Supplied records:
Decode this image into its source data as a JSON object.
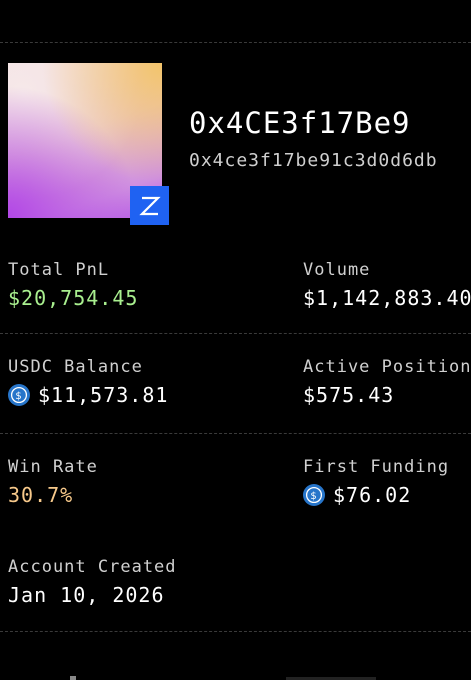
{
  "profile": {
    "address_short": "0x4CE3f17Be9",
    "address_full": "0x4ce3f17be91c3d0d6db",
    "badge_icon": "wallet-brand-icon"
  },
  "stats": {
    "total_pnl": {
      "label": "Total PnL",
      "value": "$20,754.45",
      "color": "#a9ef8f"
    },
    "volume": {
      "label": "Volume",
      "value": "$1,142,883.40"
    },
    "usdc_balance": {
      "label": "USDC Balance",
      "value": "$11,573.81",
      "icon": "usdc-coin-icon"
    },
    "active_positions": {
      "label": "Active Position",
      "value": "$575.43"
    },
    "win_rate": {
      "label": "Win Rate",
      "value": "30.7%",
      "color": "#f7c98b"
    },
    "first_funding": {
      "label": "First Funding",
      "value": "$76.02",
      "icon": "usdc-coin-icon"
    },
    "account_created": {
      "label": "Account Created",
      "value": "Jan 10, 2026"
    }
  },
  "colors": {
    "background": "#000000",
    "badge": "#1f62f2",
    "usdc": "#2775ca"
  }
}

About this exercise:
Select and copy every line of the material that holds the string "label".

Output:
      "label": "Total PnL",
      "label": "Volume",
      "label": "USDC Balance",
      "label": "Active Position",
      "label": "Win Rate",
      "label": "First Funding",
      "label": "Account Created",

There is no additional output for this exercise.